"What happened in the past was each side would dig in, and the only people who were talking to each other were the attorneys," Mr. Eckert said. "You used so many resources preparing to go to court. It just wasn't necessary."
Pennsylvania's biggest problem centered on one state job-training program. After reviewing an audit of the initiative, a federal appeals court had ruled in 1996 that the state owed $3.1 million to the U.S. government for fiscal 1989 and 1991 for failing to maintain the proper level of state aid for vocational education--a condition of its federal funding.
But that decision was rendered moot when Congress inserted language in the fiscal 1997 education appropriations law forgiving the state's debt for those years.
Over the past six months, federal officials sorted through documents from the job-training program that the courts never reviewed. They found that the job-training program in question did not conform to the federal law's definition of vocational education, according to Brent Weston, the federal official who helped resolve the issue.
Because it was then considered unrelated to the federal grant, the state did not have to maintain funding at a particular level to keep receiving federal vocational education money, federal officials decided.

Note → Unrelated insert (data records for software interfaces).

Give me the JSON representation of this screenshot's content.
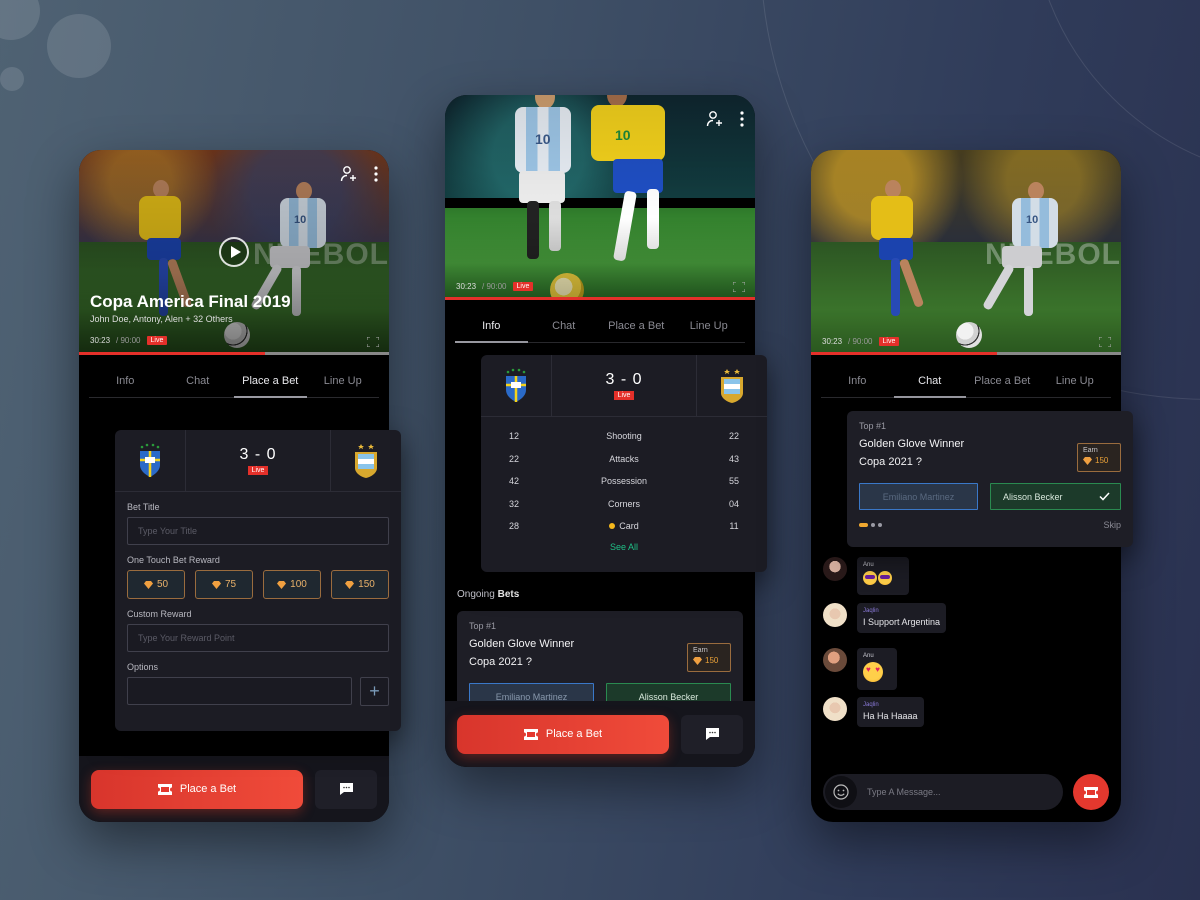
{
  "tabs": [
    "Info",
    "Chat",
    "Place a Bet",
    "Line Up"
  ],
  "video": {
    "current_time": "30:23",
    "duration": "/ 90:00",
    "live_label": "Live",
    "progress_fraction": 0.6
  },
  "match": {
    "score": "3 - 0",
    "live_label": "Live",
    "home_team": "Brazil",
    "away_team": "Argentina"
  },
  "phone1": {
    "title": "Copa America Final 2019",
    "subtitle": "John Doe, Antony, Alen + 32 Others",
    "active_tab": "Place a Bet",
    "banner_text": "NMEBOL",
    "form": {
      "bet_title_label": "Bet Title",
      "bet_title_placeholder": "Type Your Title",
      "one_touch_label": "One Touch Bet Reward",
      "rewards": [
        "50",
        "75",
        "100",
        "150"
      ],
      "custom_reward_label": "Custom Reward",
      "custom_reward_placeholder": "Type Your Reward Point",
      "options_label": "Options",
      "options_value": "",
      "add_option_symbol": "+"
    }
  },
  "phone2": {
    "active_tab": "Info",
    "stats": [
      {
        "home": "12",
        "label": "Shooting",
        "away": "22"
      },
      {
        "home": "22",
        "label": "Attacks",
        "away": "43"
      },
      {
        "home": "42",
        "label": "Possession",
        "away": "55"
      },
      {
        "home": "32",
        "label": "Corners",
        "away": "04"
      },
      {
        "home": "28",
        "label": "Card",
        "away": "11",
        "marker": "yellow-card"
      }
    ],
    "see_all": "See All",
    "ongoing_prefix": "Ongoing",
    "ongoing_bold": "Bets"
  },
  "bet": {
    "rank": "Top #1",
    "question_line1": "Golden Glove Winner",
    "question_line2": "Copa 2021 ?",
    "earn_label": "Earn",
    "earn_value": "150",
    "option_a": "Emiliano Martinez",
    "option_b": "Alisson Becker",
    "selected": "Alisson Becker",
    "skip": "Skip",
    "page_index": 1,
    "page_count": 3
  },
  "bottom_bar": {
    "place_bet_label": "Place a Bet"
  },
  "phone3": {
    "active_tab": "Chat",
    "banner_text": "NMEBOL",
    "messages": [
      {
        "name": "Anu",
        "text": "",
        "emoji": "smiling-face-with-sunglasses x2"
      },
      {
        "name": "Jaqlin",
        "text": "I Support Argentina"
      },
      {
        "name": "Anu",
        "text": "",
        "emoji": "smiling-face-with-heart-eyes"
      },
      {
        "name": "Jaqlin",
        "text": "Ha Ha Haaaa"
      }
    ],
    "composer_placeholder": "Type A Message..."
  },
  "colors": {
    "accent_red": "#e4302a",
    "reward_gold": "#e8a038",
    "see_all_green": "#1fbf86",
    "selected_green": "#2a8a50",
    "option_blue": "#3a78c8"
  }
}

The decision settled outstanding audit findings from fiscal years not covered in the 1997 appropriations law.
The six-month mediation in Pennsylvania also settled lesser conflicts over personnel costs and job training for disabled students and resulted in $2 million being returned to federal coffers.
With long-standing issues on the table, Pennsylvania seemed an unlikely candidate for CAROI success.
As federal officials explained the process, "the expression on [state officials'] faces showed their skepticism," said Phil H. Rosenfelt, an assistant general counsel for the federal Education Department who fought many of the agency's legal battles against Pennsylvania.
Mr. Eckert acknowledged that he and others doubted mediation would work, but he has since changed his mind.
"If we have a problem, we know who to contact, and it's a person who we've been face to face with," he said. "There's a structure to be followed in the future. Hopefully, we won't get in this situation again."